With that cheerful send-off packed full of confidence building some husbands are able to endow their wives in times of need, I walked to the sign-up area in the park near the starting line, got my blue T-shirt and nervously made small talk with the mostly younger, younger men and women there. The majority with their glistening South Beach tans and flawless laminated smiles. I pulled my geezer Cunard Cruise Line ball cap lower to disguise my white hair and even though by now I was really having second thoughts, I would drag myself forward, knowing the show must go on.
The whistle blew and away we all went up Ocean Drive in South Beach and around the course that curved back to the initial starting line at South Pointe Park. Like a seasoned thoroughbred, I surprised myself at my steady pace. Surely, I didn’t want to drop dead on Ocean Drive and have the humiliation of people stepping over me. Just keep going and you’ll finally either have a stroke and will be on the evening local news, or just maybe you will be able to at least finish this thing, I kept telling myself. My pride was driving me more than anything. I am such a sick-thinking person, I would have murmured under my breath, but by that time I could hardly catch it.
I really didn’t pay attention to any of the other runners. I just kept running and the more I ran my energy grew. Wow. Not bad. Okay. I’m still alive. Surely the finish line is up here somewhere. My heart was pounding and I felt flushed as I gave one final sprint of energy over the finish line that was just ahead, finally in sight.
I saw the paramedic truck there, probably waiting for me,I thought, but my quivering lips just managed a shaky smile as I passed by. This senior has gotcha this time, fellas!

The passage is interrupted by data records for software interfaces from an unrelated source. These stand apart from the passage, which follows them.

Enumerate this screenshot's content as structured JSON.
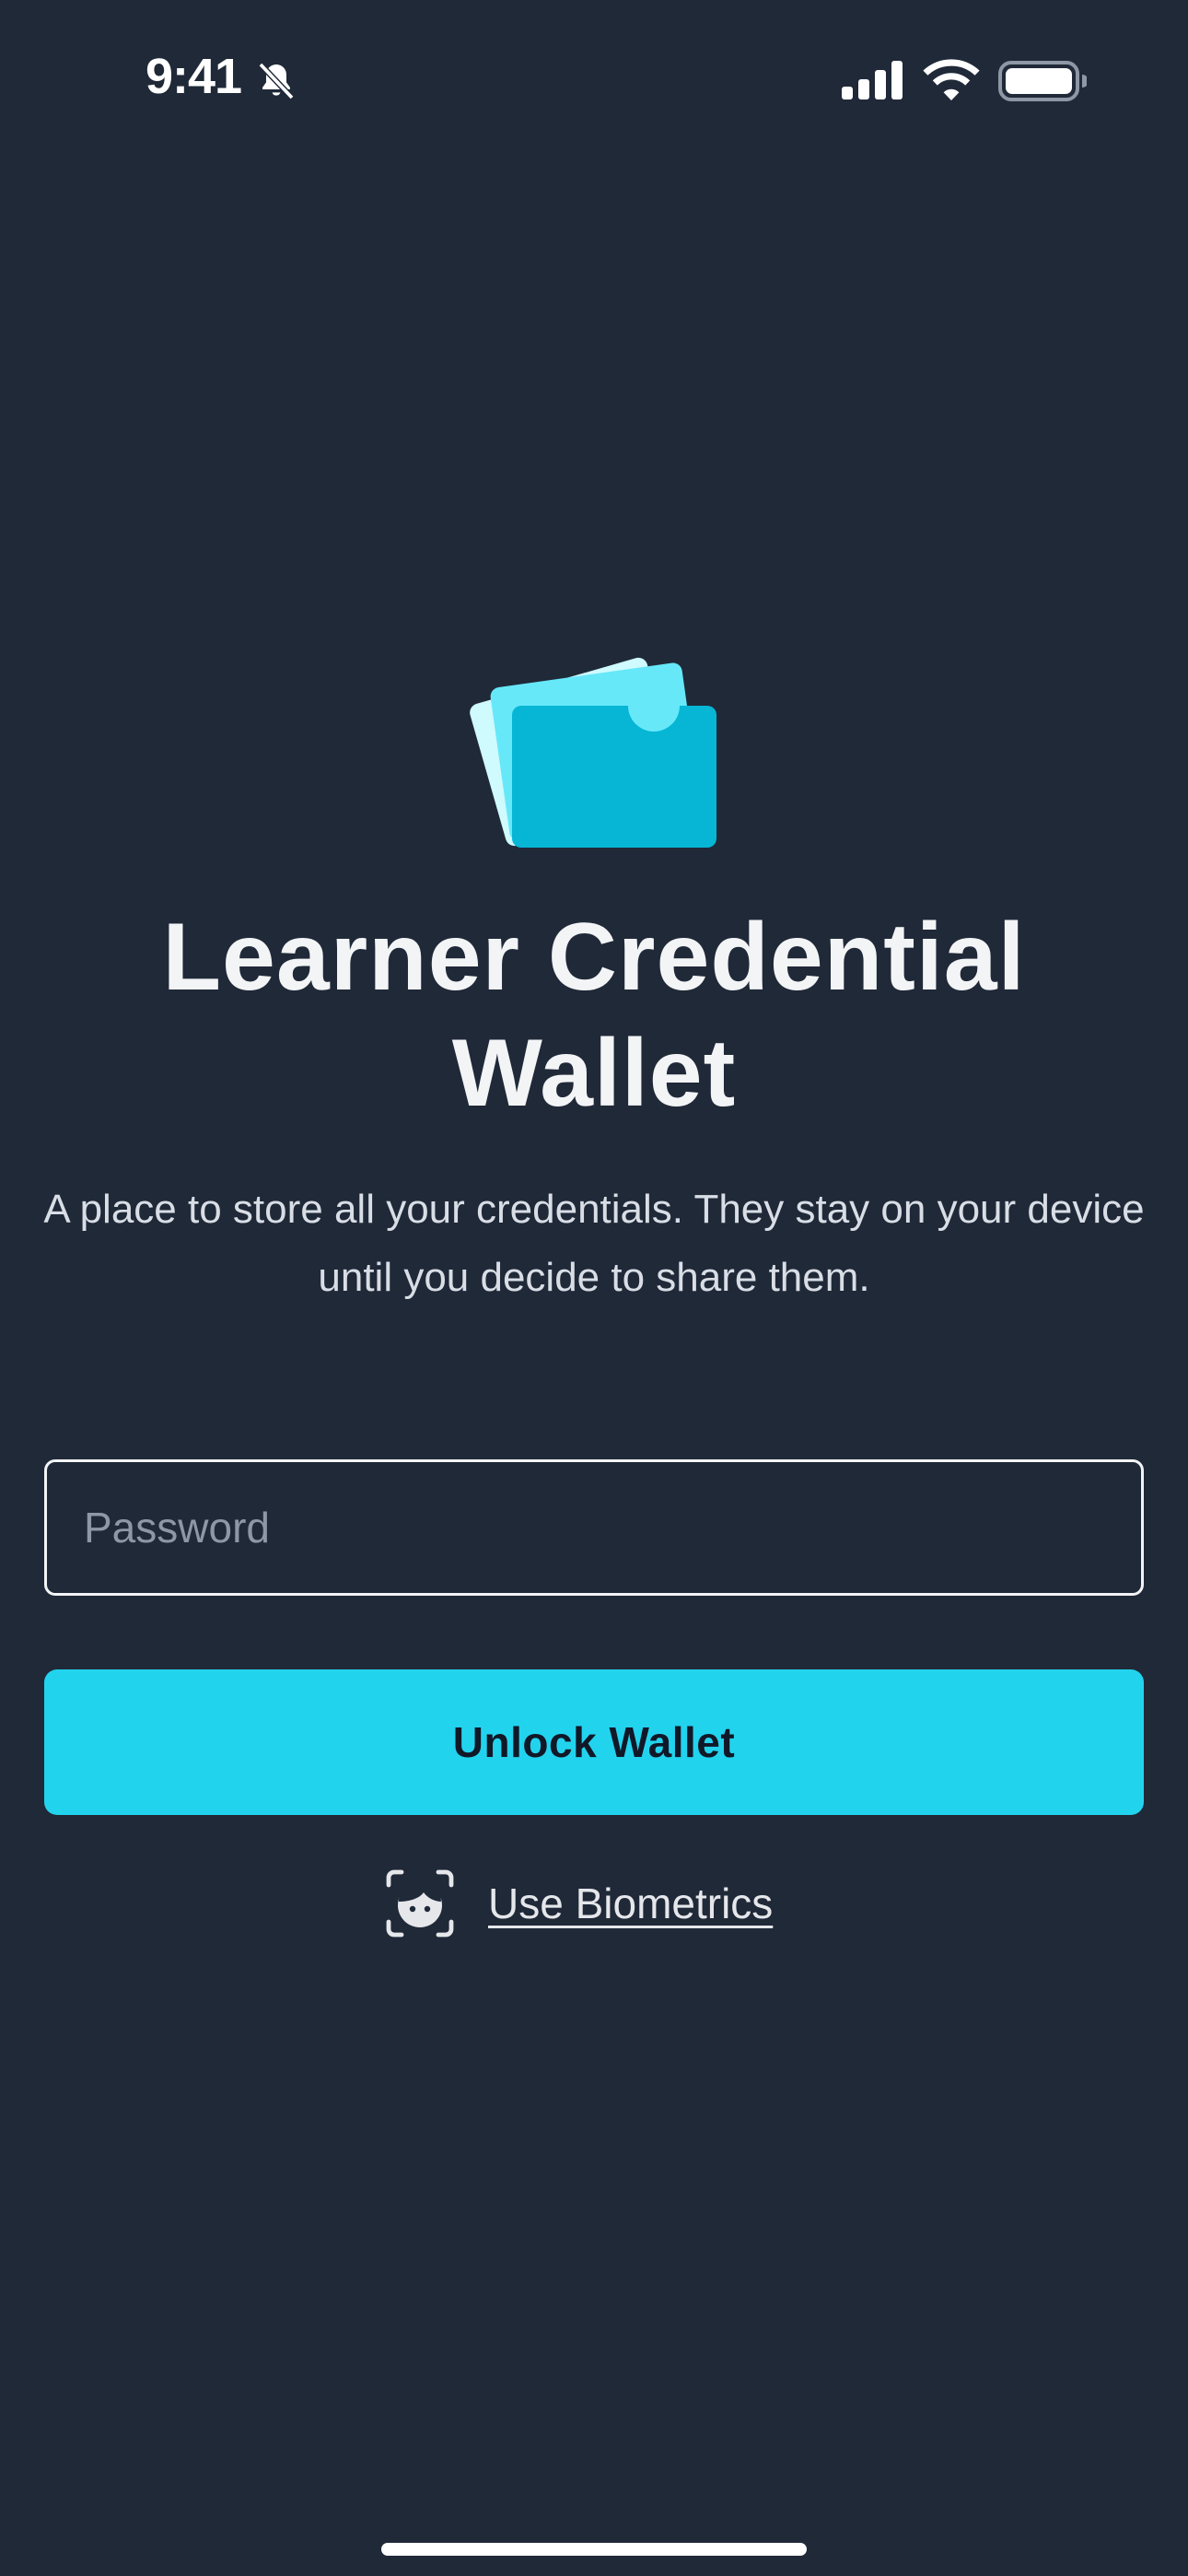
{
  "status_bar": {
    "time": "9:41",
    "icons": [
      "bell-slash-icon",
      "cellular-signal-icon",
      "wifi-icon",
      "battery-icon"
    ]
  },
  "app": {
    "logo_icon": "wallet-cards-icon",
    "title": "Learner Credential Wallet",
    "subtitle": "A place to store all your credentials. They stay on your device until you decide to share them."
  },
  "form": {
    "password_placeholder": "Password",
    "password_value": "",
    "unlock_label": "Unlock Wallet",
    "biometrics_icon": "face-id-icon",
    "biometrics_label": "Use Biometrics"
  },
  "colors": {
    "background": "#202938",
    "accent": "#22D3EE",
    "button_text": "#111827",
    "logo_light": "#CFFAFE",
    "logo_mid": "#67E8F9",
    "logo_dark": "#06B6D4"
  }
}
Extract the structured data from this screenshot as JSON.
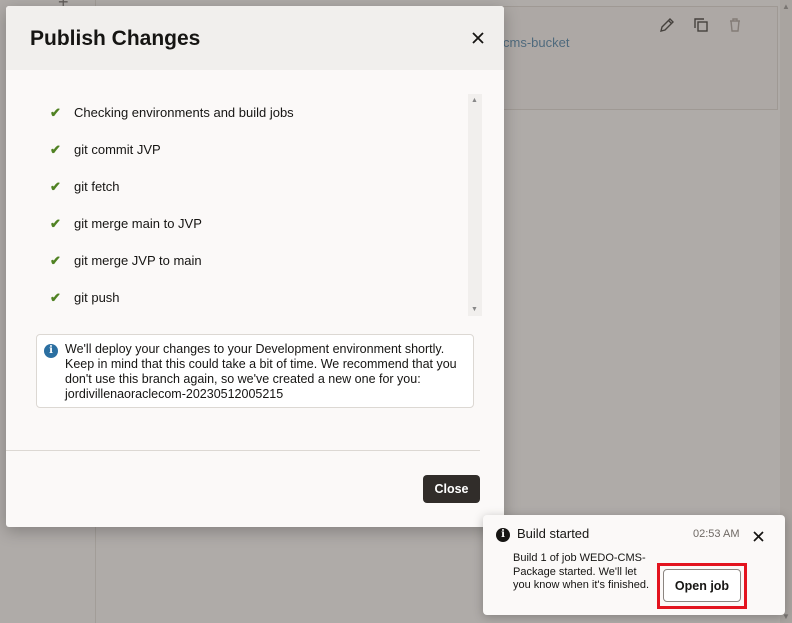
{
  "background": {
    "link_text": "cms-bucket",
    "toolbar_icons": [
      "pencil-icon",
      "copy-icon",
      "trash-icon"
    ]
  },
  "dialog": {
    "title": "Publish Changes",
    "steps": [
      {
        "label": "Checking environments and build jobs",
        "status": "done"
      },
      {
        "label": "git commit JVP",
        "status": "done"
      },
      {
        "label": "git fetch",
        "status": "done"
      },
      {
        "label": "git merge main to JVP",
        "status": "done"
      },
      {
        "label": "git merge JVP to main",
        "status": "done"
      },
      {
        "label": "git push",
        "status": "done"
      }
    ],
    "check_glyph": "✔",
    "info_message": "We'll deploy your changes to your Development environment shortly. Keep in mind that this could take a bit of time. We recommend that you don't use this branch again, so we've created a new one for you: jordivillenaoraclecom-20230512005215",
    "close_label": "Close"
  },
  "toast": {
    "title": "Build started",
    "time": "02:53 AM",
    "message": "Build 1 of job WEDO-CMS-Package started. We'll let you know when it's finished.",
    "action_label": "Open job"
  },
  "colors": {
    "check": "#508223",
    "primary_button": "#312d2a",
    "info_icon": "#2b6fa1",
    "highlight": "#e3141f"
  }
}
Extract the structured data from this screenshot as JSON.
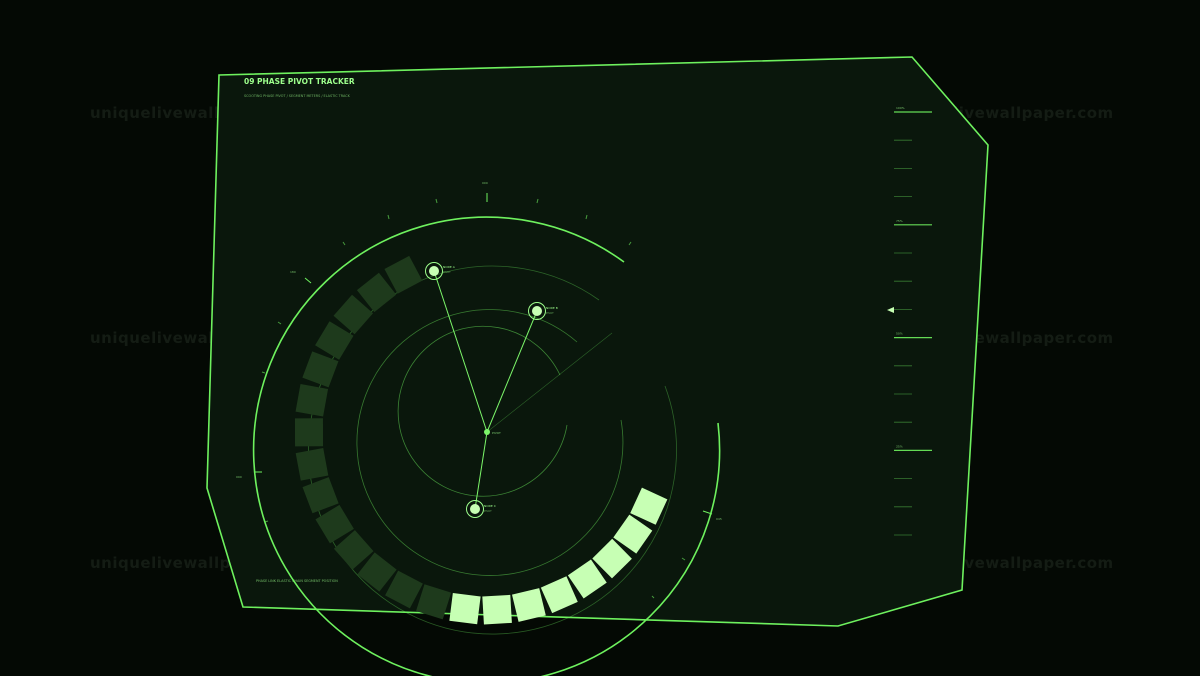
{
  "panel": {
    "index": "09",
    "title": "PHASE PIVOT TRACKER",
    "subtitle": "SCOOTING PHASE PIVOT / SEGMENT METERS / ELASTIC TRACK",
    "footer": "PHASE LINK  ELASTIC CHAIN  SEGMENT POSITION",
    "ring_top_label": "000",
    "ring_left_label": "180",
    "ring_left_low_label": "090",
    "ring_right_label": "045"
  },
  "nodes": [
    {
      "name": "node-a",
      "label": "NODE A",
      "sub": "PIVOT"
    },
    {
      "name": "node-b",
      "label": "NODE B",
      "sub": "PIVOT"
    },
    {
      "name": "node-c",
      "label": "NODE C",
      "sub": "PIVOT"
    }
  ],
  "center_label": "PIVOT",
  "segment_meter": {
    "total": 22,
    "active": 8
  },
  "scale": {
    "labels": [
      "100%",
      "75%",
      "50%",
      "25%"
    ]
  },
  "watermark": "uniquelivewallpaper.com",
  "colors": {
    "accent": "#7cf66a",
    "segment_active": "#c7ffb4",
    "segment_inactive": "#1e3a1c",
    "panel_fill": "#0a170c"
  }
}
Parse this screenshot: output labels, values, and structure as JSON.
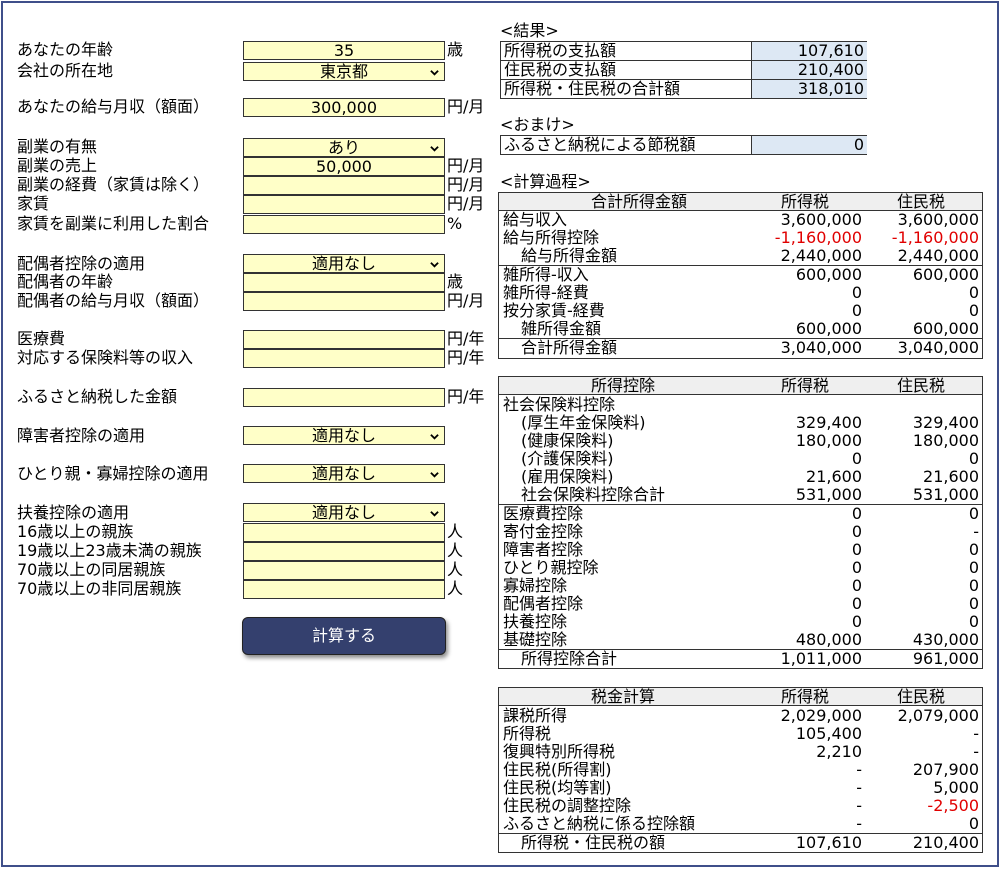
{
  "inputs": {
    "age_label": "あなたの年齢",
    "age_value": "35",
    "age_unit": "歳",
    "location_label": "会社の所在地",
    "location_value": "東京都",
    "salary_label": "あなたの給与月収（額面）",
    "salary_value": "300,000",
    "salary_unit": "円/月",
    "side_label": "副業の有無",
    "side_value": "あり",
    "side_sales_label": "副業の売上",
    "side_sales_value": "50,000",
    "side_sales_unit": "円/月",
    "side_cost_label": "副業の経費（家賃は除く）",
    "side_cost_unit": "円/月",
    "rent_label": "家賃",
    "rent_unit": "円/月",
    "rent_ratio_label": "家賃を副業に利用した割合",
    "rent_ratio_unit": "%",
    "spouse_label": "配偶者控除の適用",
    "spouse_value": "適用なし",
    "spouse_age_label": "配偶者の年齢",
    "spouse_age_unit": "歳",
    "spouse_salary_label": "配偶者の給与月収（額面）",
    "spouse_salary_unit": "円/月",
    "medical_label": "医療費",
    "medical_unit": "円/年",
    "insurance_label": "対応する保険料等の収入",
    "insurance_unit": "円/年",
    "furusato_label": "ふるさと納税した金額",
    "furusato_unit": "円/年",
    "disability_label": "障害者控除の適用",
    "disability_value": "適用なし",
    "single_parent_label": "ひとり親・寡婦控除の適用",
    "single_parent_value": "適用なし",
    "dependent_label": "扶養控除の適用",
    "dependent_value": "適用なし",
    "dep16_label": "16歳以上の親族",
    "dep19_label": "19歳以上23歳未満の親族",
    "dep70_label": "70歳以上の同居親族",
    "dep70b_label": "70歳以上の非同居親族",
    "person_unit": "人",
    "calc_button": "計算する"
  },
  "result": {
    "title": "<結果>",
    "rows": [
      {
        "label": "所得税の支払額",
        "value": "107,610"
      },
      {
        "label": "住民税の支払額",
        "value": "210,400"
      },
      {
        "label": "所得税・住民税の合計額",
        "value": "318,010"
      }
    ]
  },
  "bonus": {
    "title": "<おまけ>",
    "label": "ふるさと納税による節税額",
    "value": "0"
  },
  "process": {
    "title": "<計算過程>",
    "income": {
      "headers": [
        "合計所得金額",
        "所得税",
        "住民税"
      ],
      "rows": [
        {
          "label": "給与収入",
          "a": "3,600,000",
          "b": "3,600,000"
        },
        {
          "label": "給与所得控除",
          "a": "-1,160,000",
          "b": "-1,160,000"
        },
        {
          "label": "給与所得金額",
          "a": "2,440,000",
          "b": "2,440,000"
        },
        {
          "label": "雑所得-収入",
          "a": "600,000",
          "b": "600,000"
        },
        {
          "label": "雑所得-経費",
          "a": "0",
          "b": "0"
        },
        {
          "label": "按分家賃-経費",
          "a": "0",
          "b": "0"
        },
        {
          "label": "雑所得金額",
          "a": "600,000",
          "b": "600,000"
        },
        {
          "label": "合計所得金額",
          "a": "3,040,000",
          "b": "3,040,000"
        }
      ]
    },
    "deduction": {
      "headers": [
        "所得控除",
        "所得税",
        "住民税"
      ],
      "rows": [
        {
          "label": "社会保険料控除",
          "a": "",
          "b": ""
        },
        {
          "label": "(厚生年金保険料)",
          "a": "329,400",
          "b": "329,400"
        },
        {
          "label": "(健康保険料)",
          "a": "180,000",
          "b": "180,000"
        },
        {
          "label": "(介護保険料)",
          "a": "0",
          "b": "0"
        },
        {
          "label": "(雇用保険料)",
          "a": "21,600",
          "b": "21,600"
        },
        {
          "label": "社会保険料控除合計",
          "a": "531,000",
          "b": "531,000"
        },
        {
          "label": "医療費控除",
          "a": "0",
          "b": "0"
        },
        {
          "label": "寄付金控除",
          "a": "0",
          "b": "-"
        },
        {
          "label": "障害者控除",
          "a": "0",
          "b": "0"
        },
        {
          "label": "ひとり親控除",
          "a": "0",
          "b": "0"
        },
        {
          "label": "寡婦控除",
          "a": "0",
          "b": "0"
        },
        {
          "label": "配偶者控除",
          "a": "0",
          "b": "0"
        },
        {
          "label": "扶養控除",
          "a": "0",
          "b": "0"
        },
        {
          "label": "基礎控除",
          "a": "480,000",
          "b": "430,000"
        },
        {
          "label": "所得控除合計",
          "a": "1,011,000",
          "b": "961,000"
        }
      ]
    },
    "tax": {
      "headers": [
        "税金計算",
        "所得税",
        "住民税"
      ],
      "rows": [
        {
          "label": "課税所得",
          "a": "2,029,000",
          "b": "2,079,000"
        },
        {
          "label": "所得税",
          "a": "105,400",
          "b": "-"
        },
        {
          "label": "復興特別所得税",
          "a": "2,210",
          "b": "-"
        },
        {
          "label": "住民税(所得割)",
          "a": "-",
          "b": "207,900"
        },
        {
          "label": "住民税(均等割)",
          "a": "-",
          "b": "5,000"
        },
        {
          "label": "住民税の調整控除",
          "a": "-",
          "b": "-2,500"
        },
        {
          "label": "ふるさと納税に係る控除額",
          "a": "-",
          "b": "0"
        },
        {
          "label": "所得税・住民税の額",
          "a": "107,610",
          "b": "210,400"
        }
      ]
    }
  },
  "colors": {
    "input_bg": "#ffffc8",
    "result_bg": "#dde8f4",
    "button_bg": "#34406e",
    "negative": "#e00000",
    "frame": "#3f4f8a"
  }
}
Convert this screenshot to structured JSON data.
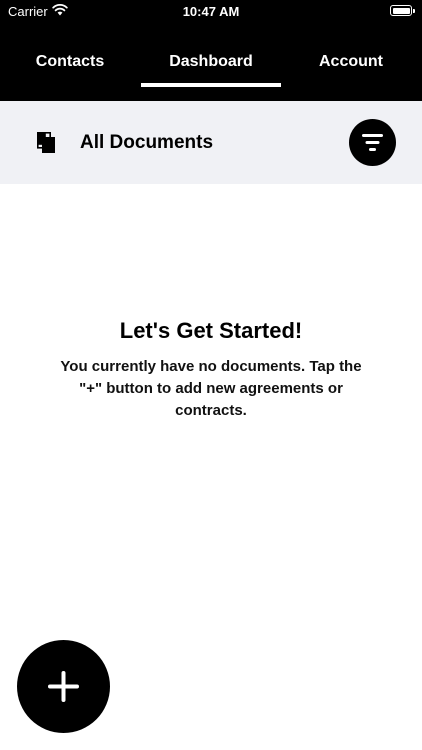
{
  "status_bar": {
    "carrier": "Carrier",
    "time": "10:47 AM"
  },
  "tabs": [
    {
      "label": "Contacts",
      "active": false
    },
    {
      "label": "Dashboard",
      "active": true
    },
    {
      "label": "Account",
      "active": false
    }
  ],
  "documents_header": {
    "title": "All Documents",
    "icon": "documents-icon",
    "filter_icon": "filter-icon"
  },
  "empty_state": {
    "title": "Let's Get Started!",
    "message": "You currently have no documents. Tap the \"+\" button to add new agreements or contracts."
  },
  "fab": {
    "icon": "plus-icon"
  },
  "colors": {
    "header_bg": "#000000",
    "subheader_bg": "#f0f1f5",
    "text": "#000000",
    "accent": "#000000"
  }
}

Well, I hung around to go home with my friend and what do you know, I got a nice little trophy to take home. Third Place. OMG. I couldn’t believe it. Now I REALLY am going to have a stroke! Wow! Not bad for an old gal. I sooooo even surprised myself! Way to go girl, I told myself.